- 25.Vihriälä E, Saarimaa R, Myllylä R, Jämsä T (2003) A device for long term monitoring of impact loading on the hip. Mol Quantum Acoustics 24:211–224Google Scholar
- 26.Vihriälä E, Oksa J, Karkulehto J, Korpelainen R, Myllylä R, Jämsä T (2004) Reliability of an accelerometry in the assessment of body movements. Technol Health Care 12:122–124Google Scholar
- 30.Kavanagh JJ, Barrett RS, Morrison S (2004) Upper body accelerations during walking in healthy young and elderly men. Gait Posture 20:291–298Google Scholar
- 31.Auvinet B, Berrut G, Touzard C, Moutel L, Collet N, Chaleil D, Barrey E (2002) Reference data for normal subjects obtained with an accelerometric device. Gait Posture 16:124–134Google Scholar
- 33.Auvinet B, Gloria E, Renault G, Barrey E (2002) Runner’s stride analysis: comparison of kinematic and kinetic analyses under field conditiond. Sci Sport 17:92–94Google Scholar
- 34.Bussmann JB, Damen L, Stam HJ (2000) Analysis and decomposition of signals obtained by thigh-fixed uni-axial accelerometry during normal walking. Med Biol Eng Comput 38:632–638Google Scholar
- 35.Auvinet B, Chaleil D, Barrey E (1999) Accelerometric gait analysis for use in hospital outpatients. Revue du Rhumatisme [English edn] 66:389–397Google Scholar
- 39.Turner CH, Owan I, Takano Y (1995) Mechanotransduction in bone: role of strain rate. Am J Physiol 269:E438–E442Google Scholar
- 41.Judex S, Zernicke RF (2000) High-impact exercise and growing bone: relation between high strain rates and enhanced bone formation. J Appl Physiol 88:2183–2191Google Scholar
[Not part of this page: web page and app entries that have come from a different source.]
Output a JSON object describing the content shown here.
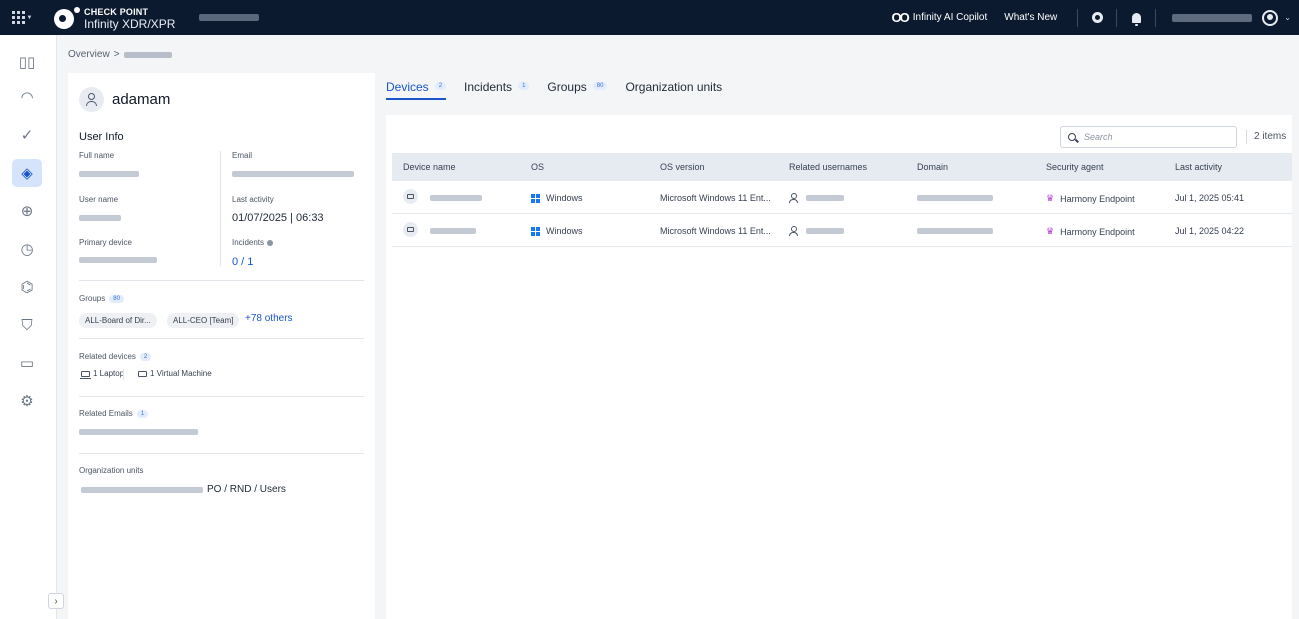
{
  "topbar": {
    "brand_name": "CHECK POINT",
    "product": "Infinity XDR/XPR",
    "copilot_label": "Infinity AI Copilot",
    "whats_new_label": "What's New"
  },
  "breadcrumb": {
    "root": "Overview",
    "separator": ">"
  },
  "user": {
    "name": "adamam",
    "info_title": "User Info",
    "labels": {
      "full_name": "Full name",
      "email": "Email",
      "user_name": "User name",
      "last_activity": "Last activity",
      "primary_device": "Primary device",
      "incidents": "Incidents"
    },
    "last_activity": "01/07/2025 | 06:33",
    "incidents_value": "0 / 1"
  },
  "groups": {
    "label": "Groups",
    "count": "80",
    "chips": [
      "ALL-Board of Dir...",
      "ALL-CEO [Team]"
    ],
    "others": "+78 others"
  },
  "related_devices": {
    "label": "Related devices",
    "count": "2",
    "laptop": "1 Laptop",
    "vm": "1 Virtual Machine"
  },
  "related_emails": {
    "label": "Related Emails",
    "count": "1"
  },
  "org_units": {
    "label": "Organization units",
    "path_suffix": "PO / RND / Users"
  },
  "tabs": [
    {
      "label": "Devices",
      "count": "2"
    },
    {
      "label": "Incidents",
      "count": "1"
    },
    {
      "label": "Groups",
      "count": "80"
    },
    {
      "label": "Organization units",
      "count": ""
    }
  ],
  "table": {
    "search_placeholder": "Search",
    "items_count": "2 items",
    "columns": [
      "Device name",
      "OS",
      "OS version",
      "Related usernames",
      "Domain",
      "Security agent",
      "Last activity"
    ],
    "rows": [
      {
        "os": "Windows",
        "os_version": "Microsoft Windows 11 Ent...",
        "agent": "Harmony Endpoint",
        "last_activity": "Jul 1, 2025 05:41"
      },
      {
        "os": "Windows",
        "os_version": "Microsoft Windows 11 Ent...",
        "agent": "Harmony Endpoint",
        "last_activity": "Jul 1, 2025 04:22"
      }
    ]
  },
  "colors": {
    "topbar_bg": "#0b1a2f",
    "accent": "#1a56c9",
    "windows_blue": "#1877f2",
    "harmony_purple": "#b23bd6"
  },
  "icons": {
    "rail": [
      "dashboard-icon",
      "gauge-icon",
      "check-circle-icon",
      "diamond-icon",
      "crosshair-icon",
      "clock-icon",
      "puzzle-icon",
      "shield-icon",
      "book-icon",
      "gear-icon"
    ]
  }
}
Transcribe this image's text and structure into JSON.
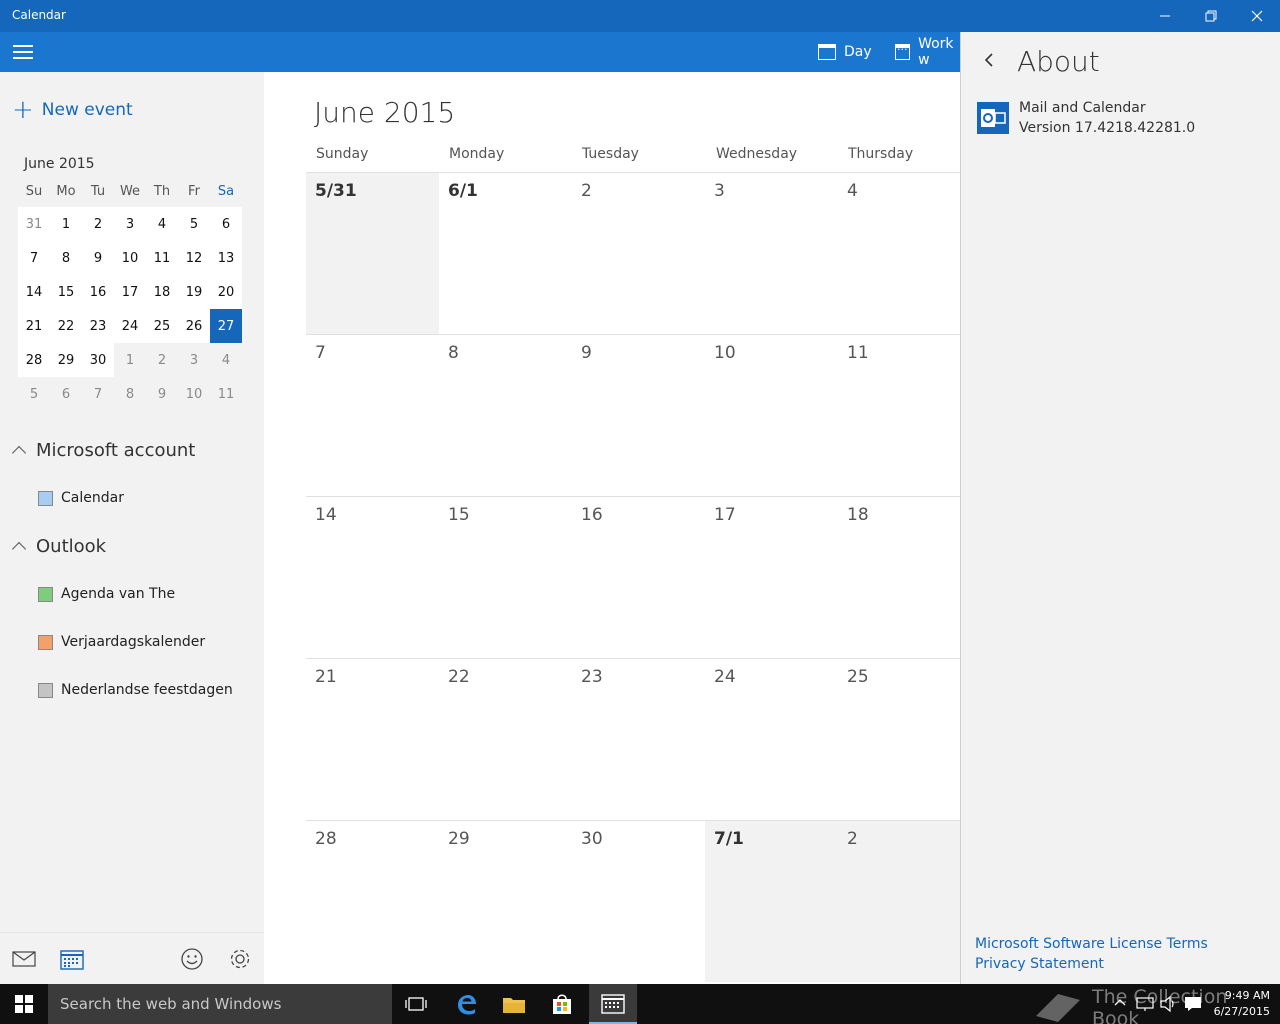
{
  "window": {
    "title": "Calendar"
  },
  "toolbar": {
    "day_label": "Day",
    "workweek_label": "Work w"
  },
  "sidebar": {
    "new_event": "New event",
    "mini_calendar": {
      "month_label": "June 2015",
      "weekdays": [
        "Su",
        "Mo",
        "Tu",
        "We",
        "Th",
        "Fr",
        "Sa"
      ],
      "weeks": [
        [
          "31",
          "1",
          "2",
          "3",
          "4",
          "5",
          "6"
        ],
        [
          "7",
          "8",
          "9",
          "10",
          "11",
          "12",
          "13"
        ],
        [
          "14",
          "15",
          "16",
          "17",
          "18",
          "19",
          "20"
        ],
        [
          "21",
          "22",
          "23",
          "24",
          "25",
          "26",
          "27"
        ],
        [
          "28",
          "29",
          "30",
          "1",
          "2",
          "3",
          "4"
        ],
        [
          "5",
          "6",
          "7",
          "8",
          "9",
          "10",
          "11"
        ]
      ],
      "selected": "27"
    },
    "accounts": [
      {
        "name": "Microsoft account",
        "calendars": [
          {
            "name": "Calendar",
            "color": "#a6cdf2"
          }
        ]
      },
      {
        "name": "Outlook",
        "calendars": [
          {
            "name": "Agenda van The",
            "color": "#7fcc7f"
          },
          {
            "name": "Verjaardagskalender",
            "color": "#f3a06a"
          },
          {
            "name": "Nederlandse feestdagen",
            "color": "#c4c4c4"
          }
        ]
      }
    ]
  },
  "calendar": {
    "month_title": "June 2015",
    "day_headers": [
      "Sunday",
      "Monday",
      "Tuesday",
      "Wednesday",
      "Thursday"
    ],
    "weeks": [
      [
        "5/31",
        "6/1",
        "2",
        "3",
        "4"
      ],
      [
        "7",
        "8",
        "9",
        "10",
        "11"
      ],
      [
        "14",
        "15",
        "16",
        "17",
        "18"
      ],
      [
        "21",
        "22",
        "23",
        "24",
        "25"
      ],
      [
        "28",
        "29",
        "30",
        "7/1",
        "2"
      ]
    ]
  },
  "about": {
    "heading": "About",
    "app_name": "Mail and Calendar",
    "version": "Version 17.4218.42281.0",
    "license_link": "Microsoft Software License Terms",
    "privacy_link": "Privacy Statement"
  },
  "taskbar": {
    "search_placeholder": "Search the web and Windows",
    "watermark": "The Collection Book",
    "time": "9:49 AM",
    "date": "6/27/2015"
  },
  "colors": {
    "titlebar": "#1467ba",
    "toolbar": "#1b76d0",
    "accent": "#1467ba"
  }
}
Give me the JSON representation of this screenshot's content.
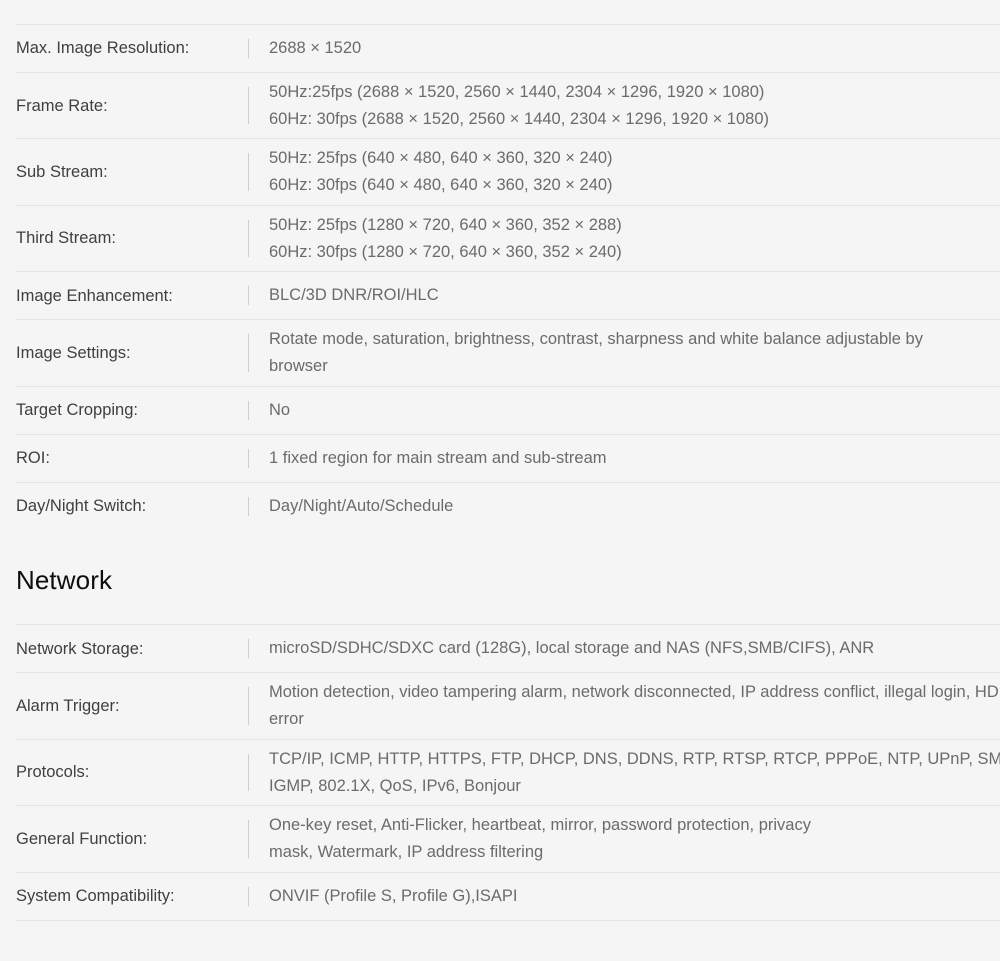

- 43.Umemura Y, Sogo N, Honda A (2002) Effects of intervals between jumps or bouts on osteogenic response to loading. J Appl Physiol 93:1345–1348Google Scholar